Problem: Here are some records; copy every line that holds the word "USDCHF".

[Page and application data records]
________________________________________
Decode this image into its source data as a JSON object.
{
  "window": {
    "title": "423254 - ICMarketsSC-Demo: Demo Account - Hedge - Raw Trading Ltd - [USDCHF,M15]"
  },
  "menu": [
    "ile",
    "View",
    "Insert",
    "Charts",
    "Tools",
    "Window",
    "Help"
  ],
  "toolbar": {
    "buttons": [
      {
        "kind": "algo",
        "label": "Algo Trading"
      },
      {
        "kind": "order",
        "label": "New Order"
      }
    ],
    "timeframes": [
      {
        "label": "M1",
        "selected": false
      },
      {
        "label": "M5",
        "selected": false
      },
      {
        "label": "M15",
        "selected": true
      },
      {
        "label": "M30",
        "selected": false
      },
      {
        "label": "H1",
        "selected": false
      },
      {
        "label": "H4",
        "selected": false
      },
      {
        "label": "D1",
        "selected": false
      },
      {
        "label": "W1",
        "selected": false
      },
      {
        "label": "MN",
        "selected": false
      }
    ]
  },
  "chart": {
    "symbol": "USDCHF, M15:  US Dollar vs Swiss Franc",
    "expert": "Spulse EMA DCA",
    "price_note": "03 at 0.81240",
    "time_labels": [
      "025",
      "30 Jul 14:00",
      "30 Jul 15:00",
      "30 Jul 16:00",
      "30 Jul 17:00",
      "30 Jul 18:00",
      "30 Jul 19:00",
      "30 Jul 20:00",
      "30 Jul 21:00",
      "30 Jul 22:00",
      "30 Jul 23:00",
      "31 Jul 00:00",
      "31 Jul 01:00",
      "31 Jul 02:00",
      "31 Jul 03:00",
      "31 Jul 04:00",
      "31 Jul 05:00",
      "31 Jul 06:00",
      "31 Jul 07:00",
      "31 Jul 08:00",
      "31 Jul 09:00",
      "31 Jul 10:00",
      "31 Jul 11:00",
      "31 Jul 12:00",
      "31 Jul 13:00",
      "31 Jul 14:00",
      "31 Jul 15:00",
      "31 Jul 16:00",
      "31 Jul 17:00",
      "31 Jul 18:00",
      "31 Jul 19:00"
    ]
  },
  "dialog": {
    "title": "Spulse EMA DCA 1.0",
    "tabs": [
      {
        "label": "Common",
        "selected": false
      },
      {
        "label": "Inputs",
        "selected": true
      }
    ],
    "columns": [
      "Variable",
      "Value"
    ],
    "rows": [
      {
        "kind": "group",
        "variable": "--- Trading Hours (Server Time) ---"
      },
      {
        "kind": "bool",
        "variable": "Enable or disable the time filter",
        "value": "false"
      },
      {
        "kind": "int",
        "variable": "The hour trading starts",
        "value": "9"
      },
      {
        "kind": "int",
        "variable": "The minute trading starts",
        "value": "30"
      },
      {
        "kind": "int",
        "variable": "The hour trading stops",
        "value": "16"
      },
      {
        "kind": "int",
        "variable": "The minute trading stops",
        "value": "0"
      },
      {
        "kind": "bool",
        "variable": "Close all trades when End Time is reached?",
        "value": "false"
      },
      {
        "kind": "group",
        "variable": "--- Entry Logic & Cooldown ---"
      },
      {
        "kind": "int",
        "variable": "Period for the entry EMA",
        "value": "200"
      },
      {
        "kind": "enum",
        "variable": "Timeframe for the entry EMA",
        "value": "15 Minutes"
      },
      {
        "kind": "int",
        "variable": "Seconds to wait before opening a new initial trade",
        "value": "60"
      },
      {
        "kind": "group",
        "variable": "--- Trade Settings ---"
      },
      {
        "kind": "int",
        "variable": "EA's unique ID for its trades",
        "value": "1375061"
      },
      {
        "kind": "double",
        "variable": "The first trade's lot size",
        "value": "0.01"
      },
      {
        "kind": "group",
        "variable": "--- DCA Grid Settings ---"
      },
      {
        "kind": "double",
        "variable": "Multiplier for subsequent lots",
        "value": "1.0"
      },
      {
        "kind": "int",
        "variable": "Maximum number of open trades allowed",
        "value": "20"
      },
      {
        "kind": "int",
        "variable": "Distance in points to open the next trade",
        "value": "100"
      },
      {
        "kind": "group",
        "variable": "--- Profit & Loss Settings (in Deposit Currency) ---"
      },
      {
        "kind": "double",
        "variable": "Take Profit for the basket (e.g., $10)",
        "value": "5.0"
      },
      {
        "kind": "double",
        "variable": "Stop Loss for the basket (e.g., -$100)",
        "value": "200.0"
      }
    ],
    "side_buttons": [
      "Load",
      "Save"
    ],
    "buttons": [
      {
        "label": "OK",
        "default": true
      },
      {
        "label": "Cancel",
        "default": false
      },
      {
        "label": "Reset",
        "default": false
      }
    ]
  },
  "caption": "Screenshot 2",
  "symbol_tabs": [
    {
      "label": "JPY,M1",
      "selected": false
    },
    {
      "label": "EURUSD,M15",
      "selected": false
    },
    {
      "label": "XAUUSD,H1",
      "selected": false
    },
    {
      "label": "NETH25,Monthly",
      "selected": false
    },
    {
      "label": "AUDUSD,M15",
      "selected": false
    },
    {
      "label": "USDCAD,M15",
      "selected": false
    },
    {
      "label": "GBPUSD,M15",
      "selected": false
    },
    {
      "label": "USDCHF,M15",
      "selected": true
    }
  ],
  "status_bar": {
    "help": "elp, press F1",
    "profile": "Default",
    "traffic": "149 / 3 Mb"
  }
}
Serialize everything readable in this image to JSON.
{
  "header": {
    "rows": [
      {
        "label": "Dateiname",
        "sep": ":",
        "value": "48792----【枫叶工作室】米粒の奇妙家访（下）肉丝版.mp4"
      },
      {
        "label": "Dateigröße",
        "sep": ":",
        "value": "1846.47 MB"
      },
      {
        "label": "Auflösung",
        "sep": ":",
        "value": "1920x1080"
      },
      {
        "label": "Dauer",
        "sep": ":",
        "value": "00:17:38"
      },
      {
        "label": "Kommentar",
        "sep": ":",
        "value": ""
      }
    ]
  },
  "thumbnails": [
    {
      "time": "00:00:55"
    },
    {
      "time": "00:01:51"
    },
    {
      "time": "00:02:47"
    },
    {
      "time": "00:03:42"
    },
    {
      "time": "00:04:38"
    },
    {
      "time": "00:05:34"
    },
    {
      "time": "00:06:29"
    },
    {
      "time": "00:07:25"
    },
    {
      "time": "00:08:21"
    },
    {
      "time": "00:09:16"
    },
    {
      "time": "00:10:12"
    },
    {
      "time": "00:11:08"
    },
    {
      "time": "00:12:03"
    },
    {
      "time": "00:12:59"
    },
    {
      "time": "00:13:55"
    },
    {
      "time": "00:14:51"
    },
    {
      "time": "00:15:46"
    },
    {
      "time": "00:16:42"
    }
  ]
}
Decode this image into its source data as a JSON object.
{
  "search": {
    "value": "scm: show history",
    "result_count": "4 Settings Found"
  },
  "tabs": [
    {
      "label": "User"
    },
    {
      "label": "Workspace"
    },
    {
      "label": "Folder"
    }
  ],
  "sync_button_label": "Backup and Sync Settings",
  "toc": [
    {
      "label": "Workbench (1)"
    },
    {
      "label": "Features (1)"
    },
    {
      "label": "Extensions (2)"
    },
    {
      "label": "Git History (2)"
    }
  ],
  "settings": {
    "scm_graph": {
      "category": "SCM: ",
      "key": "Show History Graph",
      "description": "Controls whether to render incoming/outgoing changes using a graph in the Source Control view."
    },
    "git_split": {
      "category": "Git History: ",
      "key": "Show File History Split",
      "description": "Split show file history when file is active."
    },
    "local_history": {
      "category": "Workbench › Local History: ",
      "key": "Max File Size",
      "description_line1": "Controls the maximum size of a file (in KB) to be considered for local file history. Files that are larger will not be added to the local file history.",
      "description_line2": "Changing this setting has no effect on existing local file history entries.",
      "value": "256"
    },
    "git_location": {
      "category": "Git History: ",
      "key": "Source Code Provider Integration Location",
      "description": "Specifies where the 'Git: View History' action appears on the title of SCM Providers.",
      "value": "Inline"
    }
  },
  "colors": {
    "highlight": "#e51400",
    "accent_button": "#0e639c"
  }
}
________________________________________
Your solution:
    "title": "423254 - ICMarketsSC-Demo: Demo Account - Hedge - Raw Trading Ltd - [USDCHF,M15]"
    "symbol": "USDCHF, M15:  US Dollar vs Swiss Franc",
      "label": "USDCHF,M15",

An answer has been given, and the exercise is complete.